**What is needed**:
Repeat each entry verbatim.
----- Entries provided -----
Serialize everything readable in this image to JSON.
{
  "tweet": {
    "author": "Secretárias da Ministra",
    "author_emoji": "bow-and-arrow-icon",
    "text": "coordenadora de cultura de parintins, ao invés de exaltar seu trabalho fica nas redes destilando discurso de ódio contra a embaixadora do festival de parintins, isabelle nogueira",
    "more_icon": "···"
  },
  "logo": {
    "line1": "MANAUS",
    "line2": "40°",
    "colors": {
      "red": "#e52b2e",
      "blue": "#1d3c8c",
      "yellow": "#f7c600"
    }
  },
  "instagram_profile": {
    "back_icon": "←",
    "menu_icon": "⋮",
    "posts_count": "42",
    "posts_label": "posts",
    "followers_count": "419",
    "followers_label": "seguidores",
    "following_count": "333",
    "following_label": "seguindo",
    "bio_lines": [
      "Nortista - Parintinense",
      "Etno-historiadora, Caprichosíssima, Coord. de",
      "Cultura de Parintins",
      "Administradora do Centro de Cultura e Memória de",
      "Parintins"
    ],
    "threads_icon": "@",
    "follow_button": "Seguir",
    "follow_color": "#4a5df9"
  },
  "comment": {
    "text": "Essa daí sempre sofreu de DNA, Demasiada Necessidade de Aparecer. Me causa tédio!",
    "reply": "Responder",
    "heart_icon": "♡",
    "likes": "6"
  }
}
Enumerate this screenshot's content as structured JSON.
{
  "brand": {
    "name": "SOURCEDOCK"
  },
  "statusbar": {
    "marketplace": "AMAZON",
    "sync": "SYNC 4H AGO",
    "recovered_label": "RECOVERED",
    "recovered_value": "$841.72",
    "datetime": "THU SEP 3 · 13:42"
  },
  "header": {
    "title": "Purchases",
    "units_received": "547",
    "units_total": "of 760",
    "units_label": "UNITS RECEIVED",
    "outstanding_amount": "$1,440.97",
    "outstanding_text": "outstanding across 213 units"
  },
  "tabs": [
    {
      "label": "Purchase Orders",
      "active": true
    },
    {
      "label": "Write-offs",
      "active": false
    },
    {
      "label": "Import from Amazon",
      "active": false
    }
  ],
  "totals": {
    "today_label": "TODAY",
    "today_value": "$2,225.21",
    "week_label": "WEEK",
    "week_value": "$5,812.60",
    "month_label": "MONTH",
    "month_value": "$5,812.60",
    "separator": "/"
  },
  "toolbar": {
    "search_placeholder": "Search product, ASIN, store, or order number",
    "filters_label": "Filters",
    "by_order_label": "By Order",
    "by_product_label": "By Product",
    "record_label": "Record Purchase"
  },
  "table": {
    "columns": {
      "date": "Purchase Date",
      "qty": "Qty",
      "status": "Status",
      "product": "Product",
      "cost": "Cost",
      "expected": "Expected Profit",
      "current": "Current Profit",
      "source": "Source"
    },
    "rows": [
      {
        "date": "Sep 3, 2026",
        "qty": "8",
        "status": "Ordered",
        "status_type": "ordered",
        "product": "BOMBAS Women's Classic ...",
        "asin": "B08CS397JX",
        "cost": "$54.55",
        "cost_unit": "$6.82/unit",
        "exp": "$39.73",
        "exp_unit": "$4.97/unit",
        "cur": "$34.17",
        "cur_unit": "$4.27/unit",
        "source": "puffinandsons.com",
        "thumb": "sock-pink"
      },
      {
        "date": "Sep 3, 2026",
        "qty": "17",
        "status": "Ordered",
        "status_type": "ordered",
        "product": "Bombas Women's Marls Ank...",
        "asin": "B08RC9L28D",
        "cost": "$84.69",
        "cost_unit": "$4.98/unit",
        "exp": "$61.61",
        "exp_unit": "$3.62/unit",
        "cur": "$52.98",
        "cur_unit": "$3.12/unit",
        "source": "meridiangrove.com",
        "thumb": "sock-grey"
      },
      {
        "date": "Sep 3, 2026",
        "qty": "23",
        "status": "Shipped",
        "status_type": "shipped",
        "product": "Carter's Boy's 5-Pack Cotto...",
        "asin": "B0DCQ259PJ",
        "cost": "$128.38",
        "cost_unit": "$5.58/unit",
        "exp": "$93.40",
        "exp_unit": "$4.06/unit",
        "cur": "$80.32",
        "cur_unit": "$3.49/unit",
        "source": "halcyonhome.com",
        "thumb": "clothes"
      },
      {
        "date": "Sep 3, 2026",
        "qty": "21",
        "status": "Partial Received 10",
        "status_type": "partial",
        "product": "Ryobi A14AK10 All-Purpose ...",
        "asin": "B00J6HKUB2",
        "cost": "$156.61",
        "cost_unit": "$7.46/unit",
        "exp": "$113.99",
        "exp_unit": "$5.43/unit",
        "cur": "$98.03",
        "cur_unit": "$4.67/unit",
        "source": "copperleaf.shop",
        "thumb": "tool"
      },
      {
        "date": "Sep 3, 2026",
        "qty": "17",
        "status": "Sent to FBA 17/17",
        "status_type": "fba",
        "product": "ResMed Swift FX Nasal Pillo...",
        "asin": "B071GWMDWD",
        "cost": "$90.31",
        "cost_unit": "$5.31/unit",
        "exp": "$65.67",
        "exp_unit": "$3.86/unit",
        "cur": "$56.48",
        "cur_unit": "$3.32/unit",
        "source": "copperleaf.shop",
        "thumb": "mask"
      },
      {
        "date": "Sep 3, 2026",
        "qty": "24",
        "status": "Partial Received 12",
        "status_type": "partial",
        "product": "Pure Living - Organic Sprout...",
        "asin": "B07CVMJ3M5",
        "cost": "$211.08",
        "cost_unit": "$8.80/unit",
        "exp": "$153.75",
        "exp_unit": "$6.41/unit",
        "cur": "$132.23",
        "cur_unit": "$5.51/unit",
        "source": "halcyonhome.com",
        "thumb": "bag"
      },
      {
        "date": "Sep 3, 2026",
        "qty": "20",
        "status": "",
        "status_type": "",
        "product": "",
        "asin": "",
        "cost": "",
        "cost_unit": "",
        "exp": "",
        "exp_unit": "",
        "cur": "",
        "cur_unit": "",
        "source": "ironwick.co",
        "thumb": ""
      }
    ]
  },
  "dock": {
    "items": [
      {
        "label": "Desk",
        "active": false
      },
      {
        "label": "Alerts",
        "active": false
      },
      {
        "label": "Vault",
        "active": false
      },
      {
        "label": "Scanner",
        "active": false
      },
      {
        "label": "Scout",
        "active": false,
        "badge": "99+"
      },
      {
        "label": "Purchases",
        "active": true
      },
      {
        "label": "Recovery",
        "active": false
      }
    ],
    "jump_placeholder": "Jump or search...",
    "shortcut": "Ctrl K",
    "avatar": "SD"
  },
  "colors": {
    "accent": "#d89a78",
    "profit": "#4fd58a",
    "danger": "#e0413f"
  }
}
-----
**Task output**:
Serialize everything readable in this image to JSON.
{
  "tweet": {
    "author": "Secretárias da Ministra",
    "author_emoji": "bow-and-arrow-icon",
    "text": "coordenadora de cultura de parintins, ao invés de exaltar seu trabalho fica nas redes destilando discurso de ódio contra a embaixadora do festival de parintins, isabelle nogueira",
    "more_icon": "···"
  },
  "logo": {
    "line1": "MANAUS",
    "line2": "40°",
    "colors": {
      "red": "#e52b2e",
      "blue": "#1d3c8c",
      "yellow": "#f7c600"
    }
  },
  "instagram_profile": {
    "back_icon": "←",
    "menu_icon": "⋮",
    "posts_count": "42",
    "posts_label": "posts",
    "followers_count": "419",
    "followers_label": "seguidores",
    "following_count": "333",
    "following_label": "seguindo",
    "bio_lines": [
      "Nortista - Parintinense",
      "Etno-historiadora, Caprichosíssima, Coord. de",
      "Cultura de Parintins",
      "Administradora do Centro de Cultura e Memória de",
      "Parintins"
    ],
    "threads_icon": "@",
    "follow_button": "Seguir",
    "follow_color": "#4a5df9"
  },
  "comment": {
    "text": "Essa daí sempre sofreu de DNA, Demasiada Necessidade de Aparecer. Me causa tédio!",
    "reply": "Responder",
    "heart_icon": "♡",
    "likes": "6"
  }
}
Enumerate this screenshot's content as structured JSON.
{
  "brand": {
    "name": "SOURCEDOCK"
  },
  "statusbar": {
    "marketplace": "AMAZON",
    "sync": "SYNC 4H AGO",
    "recovered_label": "RECOVERED",
    "recovered_value": "$841.72",
    "datetime": "THU SEP 3 · 13:42"
  },
  "header": {
    "title": "Purchases",
    "units_received": "547",
    "units_total": "of 760",
    "units_label": "UNITS RECEIVED",
    "outstanding_amount": "$1,440.97",
    "outstanding_text": "outstanding across 213 units"
  },
  "tabs": [
    {
      "label": "Purchase Orders",
      "active": true
    },
    {
      "label": "Write-offs",
      "active": false
    },
    {
      "label": "Import from Amazon",
      "active": false
    }
  ],
  "totals": {
    "today_label": "TODAY",
    "today_value": "$2,225.21",
    "week_label": "WEEK",
    "week_value": "$5,812.60",
    "month_label": "MONTH",
    "month_value": "$5,812.60",
    "separator": "/"
  },
  "toolbar": {
    "search_placeholder": "Search product, ASIN, store, or order number",
    "filters_label": "Filters",
    "by_order_label": "By Order",
    "by_product_label": "By Product",
    "record_label": "Record Purchase"
  },
  "table": {
    "columns": {
      "date": "Purchase Date",
      "qty": "Qty",
      "status": "Status",
      "product": "Product",
      "cost": "Cost",
      "expected": "Expected Profit",
      "current": "Current Profit",
      "source": "Source"
    },
    "rows": [
      {
        "date": "Sep 3, 2026",
        "qty": "8",
        "status": "Ordered",
        "status_type": "ordered",
        "product": "BOMBAS Women's Classic ...",
        "asin": "B08CS397JX",
        "cost": "$54.55",
        "cost_unit": "$6.82/unit",
        "exp": "$39.73",
        "exp_unit": "$4.97/unit",
        "cur": "$34.17",
        "cur_unit": "$4.27/unit",
        "source": "puffinandsons.com",
        "thumb": "sock-pink"
      },
      {
        "date": "Sep 3, 2026",
        "qty": "17",
        "status": "Ordered",
        "status_type": "ordered",
        "product": "Bombas Women's Marls Ank...",
        "asin": "B08RC9L28D",
        "cost": "$84.69",
        "cost_unit": "$4.98/unit",
        "exp": "$61.61",
        "exp_unit": "$3.62/unit",
        "cur": "$52.98",
        "cur_unit": "$3.12/unit",
        "source": "meridiangrove.com",
        "thumb": "sock-grey"
      },
      {
        "date": "Sep 3, 2026",
        "qty": "23",
        "status": "Shipped",
        "status_type": "shipped",
        "product": "Carter's Boy's 5-Pack Cotto...",
        "asin": "B0DCQ259PJ",
        "cost": "$128.38",
        "cost_unit": "$5.58/unit",
        "exp": "$93.40",
        "exp_unit": "$4.06/unit",
        "cur": "$80.32",
        "cur_unit": "$3.49/unit",
        "source": "halcyonhome.com",
        "thumb": "clothes"
      },
      {
        "date": "Sep 3, 2026",
        "qty": "21",
        "status": "Partial Received 10",
        "status_type": "partial",
        "product": "Ryobi A14AK10 All-Purpose ...",
        "asin": "B00J6HKUB2",
        "cost": "$156.61",
        "cost_unit": "$7.46/unit",
        "exp": "$113.99",
        "exp_unit": "$5.43/unit",
        "cur": "$98.03",
        "cur_unit": "$4.67/unit",
        "source": "copperleaf.shop",
        "thumb": "tool"
      },
      {
        "date": "Sep 3, 2026",
        "qty": "17",
        "status": "Sent to FBA 17/17",
        "status_type": "fba",
        "product": "ResMed Swift FX Nasal Pillo...",
        "asin": "B071GWMDWD",
        "cost": "$90.31",
        "cost_unit": "$5.31/unit",
        "exp": "$65.67",
        "exp_unit": "$3.86/unit",
        "cur": "$56.48",
        "cur_unit": "$3.32/unit",
        "source": "copperleaf.shop",
        "thumb": "mask"
      },
      {
        "date": "Sep 3, 2026",
        "qty": "24",
        "status": "Partial Received 12",
        "status_type": "partial",
        "product": "Pure Living - Organic Sprout...",
        "asin": "B07CVMJ3M5",
        "cost": "$211.08",
        "cost_unit": "$8.80/unit",
        "exp": "$153.75",
        "exp_unit": "$6.41/unit",
        "cur": "$132.23",
        "cur_unit": "$5.51/unit",
        "source": "halcyonhome.com",
        "thumb": "bag"
      },
      {
        "date": "Sep 3, 2026",
        "qty": "20",
        "status": "",
        "status_type": "",
        "product": "",
        "asin": "",
        "cost": "",
        "cost_unit": "",
        "exp": "",
        "exp_unit": "",
        "cur": "",
        "cur_unit": "",
        "source": "ironwick.co",
        "thumb": ""
      }
    ]
  },
  "dock": {
    "items": [
      {
        "label": "Desk",
        "active": false
      },
      {
        "label": "Alerts",
        "active": false
      },
      {
        "label": "Vault",
        "active": false
      },
      {
        "label": "Scanner",
        "active": false
      },
      {
        "label": "Scout",
        "active": false,
        "badge": "99+"
      },
      {
        "label": "Purchases",
        "active": true
      },
      {
        "label": "Recovery",
        "active": false
      }
    ],
    "jump_placeholder": "Jump or search...",
    "shortcut": "Ctrl K",
    "avatar": "SD"
  },
  "colors": {
    "accent": "#d89a78",
    "profit": "#4fd58a",
    "danger": "#e0413f"
  }
}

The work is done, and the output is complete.